Next, MOS (Metal Oxide Semiconductor) structures, the surface of which was about 0.0004 cm2, were produced on the oxide layer by vapor deposition of aluminum. The rear side of the wafer was then metallized. The breakdown behavior of the oxide was determined by applying a voltage to each of 70 of these components and by continuously increasing the voltage while measuring the current intensity occurring in the process. A component was always regarded as having broken down if the current flowing through it had reached an intensity of 0.15 μA. The associated value for the voltage was also used to determine the corresponding intrinsic breakdown field strength. This associated value for the voltage represents the really critical parameter for the gate oxide quality since it is purged of production-induced premature breakdowns and is related to the material.
For the evaluation, the percentage of the components which had broken down at a certain voltage was compared in each case for both groups of wafers. In the case of the unpolished wafers, only about 4% of the elements had broken down up to a field strength of 8 MV/cm. After that point, however, a teep increase in breakdown set in and, at field strengths of between 8.8 and 9.0 MV/cm, 98% of the elements had broken down. In the group of wafers repolished after the precipitation, this steep increase started only in the range between 10.5 and 11.0 MV/cm, and only at 11.0 to 11.4 MV/cm had 98% of the elements broken down.
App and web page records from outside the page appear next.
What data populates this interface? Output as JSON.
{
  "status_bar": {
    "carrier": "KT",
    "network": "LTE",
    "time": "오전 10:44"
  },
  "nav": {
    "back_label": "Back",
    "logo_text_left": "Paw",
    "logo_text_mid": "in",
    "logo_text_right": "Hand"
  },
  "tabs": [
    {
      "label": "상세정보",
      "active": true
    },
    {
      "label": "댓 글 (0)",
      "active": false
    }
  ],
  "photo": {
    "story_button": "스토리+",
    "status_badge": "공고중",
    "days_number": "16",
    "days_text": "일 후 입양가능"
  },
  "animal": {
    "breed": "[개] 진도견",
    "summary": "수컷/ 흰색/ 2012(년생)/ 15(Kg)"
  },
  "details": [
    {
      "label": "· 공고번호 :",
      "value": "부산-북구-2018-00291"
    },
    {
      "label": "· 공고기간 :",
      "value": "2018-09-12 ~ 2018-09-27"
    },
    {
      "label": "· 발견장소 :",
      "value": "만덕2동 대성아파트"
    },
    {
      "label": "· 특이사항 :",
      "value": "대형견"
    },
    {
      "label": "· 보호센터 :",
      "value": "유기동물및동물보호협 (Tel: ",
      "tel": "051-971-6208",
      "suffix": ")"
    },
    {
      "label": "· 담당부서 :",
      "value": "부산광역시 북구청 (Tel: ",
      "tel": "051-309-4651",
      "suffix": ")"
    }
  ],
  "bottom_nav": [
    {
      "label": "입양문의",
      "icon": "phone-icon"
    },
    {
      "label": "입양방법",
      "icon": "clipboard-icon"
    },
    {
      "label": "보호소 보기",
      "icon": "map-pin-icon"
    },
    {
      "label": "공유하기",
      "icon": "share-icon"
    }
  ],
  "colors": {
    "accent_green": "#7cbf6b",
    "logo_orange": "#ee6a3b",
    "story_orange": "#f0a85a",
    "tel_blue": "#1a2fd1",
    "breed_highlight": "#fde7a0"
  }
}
The silicon wafers obtained from the process taught herein are therefore outstanding for a markedly increased intrinsic breakdown field strength as compared with the conventionally produced wafers.
While one embodiment and example of the present invention has been illustrated and described, it is obvious that many changes and modifications may be made thereunto, without departing from the spirit and scope of the invention.